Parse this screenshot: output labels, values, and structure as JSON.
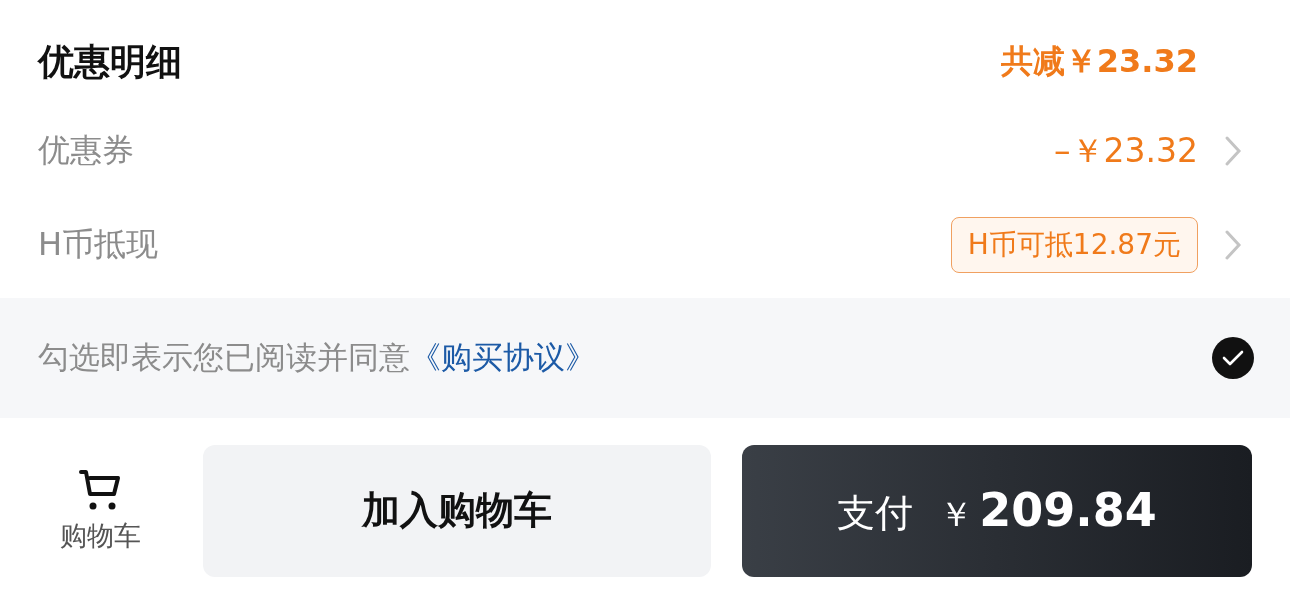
{
  "discount_detail": {
    "title": "优惠明细",
    "total": "共减￥23.32",
    "rows": [
      {
        "kind": "amount",
        "label": "优惠券",
        "value": "–￥23.32"
      },
      {
        "kind": "badge",
        "label": "H币抵现",
        "value": "H币可抵12.87元"
      }
    ]
  },
  "agreement": {
    "text": "勾选即表示您已阅读并同意",
    "link": "《购买协议》",
    "checked": true
  },
  "bottom_bar": {
    "cart": {
      "label": "购物车"
    },
    "add_to_cart": "加入购物车",
    "pay": {
      "label": "支付",
      "currency": "￥",
      "amount": "209.84"
    }
  }
}
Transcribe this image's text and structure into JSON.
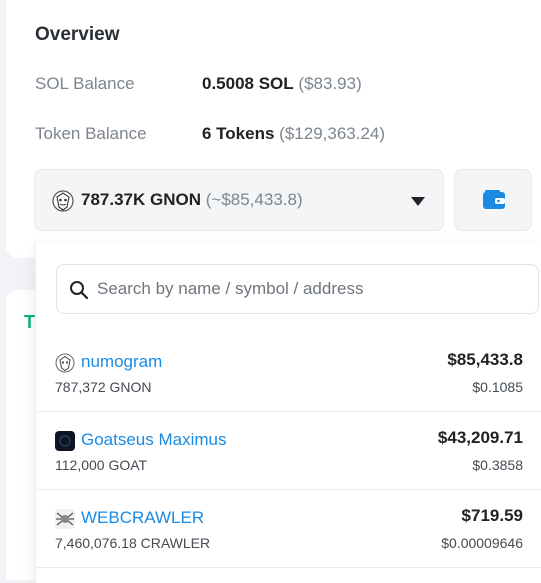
{
  "overview": {
    "title": "Overview",
    "sol_label": "SOL Balance",
    "sol_value": "0.5008 SOL",
    "sol_usd": "($83.93)",
    "token_label": "Token Balance",
    "token_value": "6 Tokens",
    "token_usd": "($129,363.24)"
  },
  "selector": {
    "selected_amount": "787.37K GNON",
    "selected_usd": "(~$85,433.8)",
    "icon": "chevron-down-icon"
  },
  "wallet_button": {
    "icon": "wallet-icon",
    "color": "#1a8be4"
  },
  "lower_card": {
    "heading_fragment": "T"
  },
  "search": {
    "placeholder": "Search by name / symbol / address",
    "value": ""
  },
  "tokens": [
    {
      "name": "numogram",
      "amount": "787,372 GNON",
      "usd": "$85,433.8",
      "price": "$0.1085",
      "icon": "numogram-logo"
    },
    {
      "name": "Goatseus Maximus",
      "amount": "112,000 GOAT",
      "usd": "$43,209.71",
      "price": "$0.3858",
      "icon": "goatseus-logo"
    },
    {
      "name": "WEBCRAWLER",
      "amount": "7,460,076.18 CRAWLER",
      "usd": "$719.59",
      "price": "$0.00009646",
      "icon": "webcrawler-logo"
    }
  ],
  "colors": {
    "link": "#1a8be4",
    "accent_green": "#11b27a"
  }
}
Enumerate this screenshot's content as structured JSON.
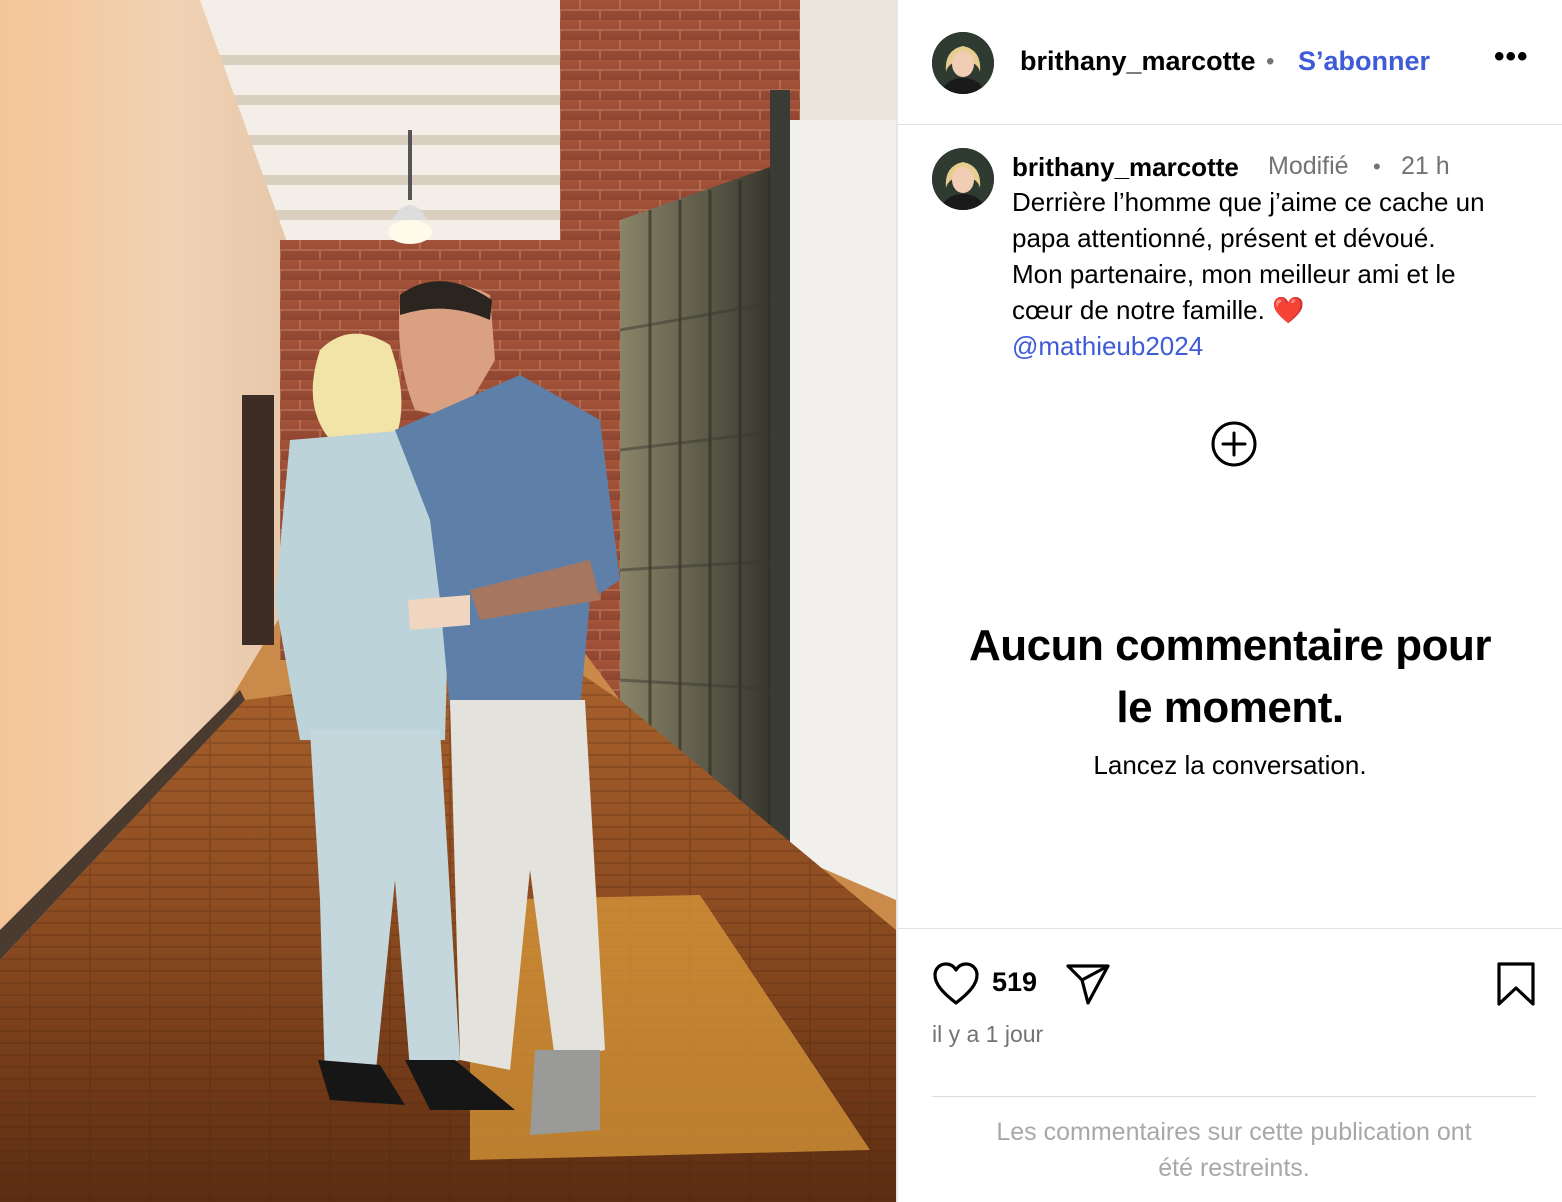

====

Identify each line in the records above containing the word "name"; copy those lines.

Exercise answer:
    "placeholder": "Search by name / symbol / address",
      "name": "numogram",
      "name": "Goatseus Maximus",
      "name": "WEBCRAWLER",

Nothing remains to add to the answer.